LOOKINGGLASS — Whether it’s the clothes you wear, the milk you drink, the meat you eat, or the many wood products used in everyday life, many kids think it all just comes from the store.
But Farm Day at the Lookingglass Grange on Wednesday gave students from Lookingglass Elementary School a first-hand look at where many of their everyday necessities come from.
“Hopefully they can learn where their food, shelter and clothing come from,” said Candy Maidens of the grange, which was a key player in organizing the event. “They’re really excited to learn about agriculture.”
Maidens said the grange was able to get good community participation for the event from the Lookingglass Fire Department, the Douglas County Farm Bureau, the FFA, the Umpqua Spinners and Weavers, and several grange members, who displayed gardening, beekeeping and other activities. There was even an FFA forestry booth to teach kids where wood products originate.
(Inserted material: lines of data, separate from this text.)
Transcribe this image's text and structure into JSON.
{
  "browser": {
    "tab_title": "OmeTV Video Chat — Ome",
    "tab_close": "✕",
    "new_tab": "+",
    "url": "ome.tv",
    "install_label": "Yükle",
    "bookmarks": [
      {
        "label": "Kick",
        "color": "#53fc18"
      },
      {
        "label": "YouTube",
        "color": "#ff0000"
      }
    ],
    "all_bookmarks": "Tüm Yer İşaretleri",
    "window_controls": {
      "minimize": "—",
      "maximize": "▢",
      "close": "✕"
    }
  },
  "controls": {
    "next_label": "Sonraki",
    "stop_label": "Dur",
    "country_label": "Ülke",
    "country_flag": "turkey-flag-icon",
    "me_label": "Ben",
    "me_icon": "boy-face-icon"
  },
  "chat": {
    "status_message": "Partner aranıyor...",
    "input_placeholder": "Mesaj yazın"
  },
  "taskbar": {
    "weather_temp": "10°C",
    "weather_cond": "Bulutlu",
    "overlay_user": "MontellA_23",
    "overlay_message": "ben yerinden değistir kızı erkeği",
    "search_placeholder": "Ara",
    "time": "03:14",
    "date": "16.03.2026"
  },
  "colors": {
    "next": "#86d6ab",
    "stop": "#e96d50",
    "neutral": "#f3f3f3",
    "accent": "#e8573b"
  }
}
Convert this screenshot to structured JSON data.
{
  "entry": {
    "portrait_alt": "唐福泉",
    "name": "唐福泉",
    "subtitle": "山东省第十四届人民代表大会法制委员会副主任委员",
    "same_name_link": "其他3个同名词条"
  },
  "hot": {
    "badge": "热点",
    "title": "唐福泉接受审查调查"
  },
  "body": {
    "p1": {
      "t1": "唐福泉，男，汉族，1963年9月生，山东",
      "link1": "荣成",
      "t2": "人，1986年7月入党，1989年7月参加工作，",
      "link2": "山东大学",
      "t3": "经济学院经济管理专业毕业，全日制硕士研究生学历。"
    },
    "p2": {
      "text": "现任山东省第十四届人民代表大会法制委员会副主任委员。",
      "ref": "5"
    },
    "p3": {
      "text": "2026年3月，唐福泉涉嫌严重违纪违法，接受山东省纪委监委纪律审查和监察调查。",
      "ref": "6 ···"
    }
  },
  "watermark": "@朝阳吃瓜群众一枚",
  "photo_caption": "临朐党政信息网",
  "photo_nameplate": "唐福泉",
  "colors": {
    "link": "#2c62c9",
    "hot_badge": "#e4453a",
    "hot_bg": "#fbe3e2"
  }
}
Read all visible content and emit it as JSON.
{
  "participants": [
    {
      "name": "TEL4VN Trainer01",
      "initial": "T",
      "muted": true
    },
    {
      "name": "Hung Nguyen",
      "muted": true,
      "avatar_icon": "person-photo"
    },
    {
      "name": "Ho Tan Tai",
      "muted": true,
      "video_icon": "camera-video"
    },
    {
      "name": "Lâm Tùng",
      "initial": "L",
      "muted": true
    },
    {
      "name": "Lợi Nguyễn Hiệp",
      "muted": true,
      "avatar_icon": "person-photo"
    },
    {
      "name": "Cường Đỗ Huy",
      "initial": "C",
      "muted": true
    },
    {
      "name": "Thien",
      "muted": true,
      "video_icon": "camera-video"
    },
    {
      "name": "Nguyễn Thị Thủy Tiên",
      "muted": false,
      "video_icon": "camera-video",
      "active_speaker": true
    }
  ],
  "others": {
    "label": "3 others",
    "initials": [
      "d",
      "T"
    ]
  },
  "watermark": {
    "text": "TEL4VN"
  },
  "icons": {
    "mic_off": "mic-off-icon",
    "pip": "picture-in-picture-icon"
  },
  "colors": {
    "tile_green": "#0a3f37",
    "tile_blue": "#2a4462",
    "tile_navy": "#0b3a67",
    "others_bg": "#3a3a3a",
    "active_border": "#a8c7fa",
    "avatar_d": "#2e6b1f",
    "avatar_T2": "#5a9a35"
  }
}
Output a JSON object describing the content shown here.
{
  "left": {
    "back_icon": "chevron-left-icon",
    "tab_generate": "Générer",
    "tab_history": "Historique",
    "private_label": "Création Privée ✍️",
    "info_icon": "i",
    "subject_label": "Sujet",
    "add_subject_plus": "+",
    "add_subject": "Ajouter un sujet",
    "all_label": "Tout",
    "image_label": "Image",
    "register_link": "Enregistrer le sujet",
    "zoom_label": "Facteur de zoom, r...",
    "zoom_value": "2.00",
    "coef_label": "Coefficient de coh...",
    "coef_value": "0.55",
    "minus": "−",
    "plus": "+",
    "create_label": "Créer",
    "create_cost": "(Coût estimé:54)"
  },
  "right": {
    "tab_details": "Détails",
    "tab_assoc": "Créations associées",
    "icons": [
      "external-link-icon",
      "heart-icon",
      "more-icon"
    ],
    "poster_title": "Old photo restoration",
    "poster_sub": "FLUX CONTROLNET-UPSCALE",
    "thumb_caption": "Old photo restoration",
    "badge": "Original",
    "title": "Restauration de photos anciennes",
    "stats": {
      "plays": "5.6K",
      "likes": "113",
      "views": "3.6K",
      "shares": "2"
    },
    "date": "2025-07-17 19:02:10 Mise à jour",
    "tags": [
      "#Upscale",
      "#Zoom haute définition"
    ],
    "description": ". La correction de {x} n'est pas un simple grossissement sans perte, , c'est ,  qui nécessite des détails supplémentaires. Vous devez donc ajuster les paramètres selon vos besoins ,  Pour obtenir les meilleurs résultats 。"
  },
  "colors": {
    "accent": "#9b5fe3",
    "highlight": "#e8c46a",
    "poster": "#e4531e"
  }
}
The Douglas High School FFA sent 42 members to work at the event, transporting groups of elementary students through about a dozen exhibits inside the building and to see live animal exhibits outside. Nearly 200 kindergarten through sixth grade students participated in the event.
“Unfortunately in our country, national resource and ag literacy is a problem. People don’t understand where their food comes from and they don’t understand where the lumber to build their homes comes from,” said Rob Holbeck, the Douglas High School FFA adviser.
Some FFA members answered questions for the students, while others manned the forestry booth and tended the animals that were on display outside the building.
“We’re just trying to educate the kids as much as we can about agriculture and how it helps the community,” said Taylor Davis, an FFA member and senior at Douglas High School.
“They’re pretty interested, especially in the wood,” added Natalya Lane, from the FFA.
Teachers felt it was valuable to get some hands-on lessons for the kids.
“We were given some lessons to do in the classroom before we came over trying to figure out which products came from which animal,” said second grade teacher Kristal Plikat. “For them to come over and see it hands on, it’s fabulous. I love it.”
They could get up close to the baby lambs, small horses, goats and a large cow, and even some farm machinery.
Maidens said the grange promotes agriculture, so the event was a good way to get their message out to a young audience about agriculture and community.
The kids got to see wool from the sheep converted into material and see a honeybee hive where bees make their honey.
Many of the kids had never seen farm animals up close, so there were some interesting questions posed to the FFA members from the some of the elementary school kids. It was an eye-opener for a lot of them.
“This little boy asked if one of the lambs out there was actually a puppy,” said Davina Jordy, a freshman in the FFA. “I told him, no, this is a lamb.”
Umpqua Weavers and Spinners member Amber Brown said she likes to show the kids how material is made to make clothes.
“They look at you kind of funny when they realize their clothing starts out over there with raw sheep wool,” Brown said. “That’s definitely an eye-opener.”
Teachers at the event felt it was a big success and it kept the students’ attention.
“They love finding out where the wood comes from and what they do with it,” said fourth grade teacher Paulette Goodman. “But they really loved the animals.”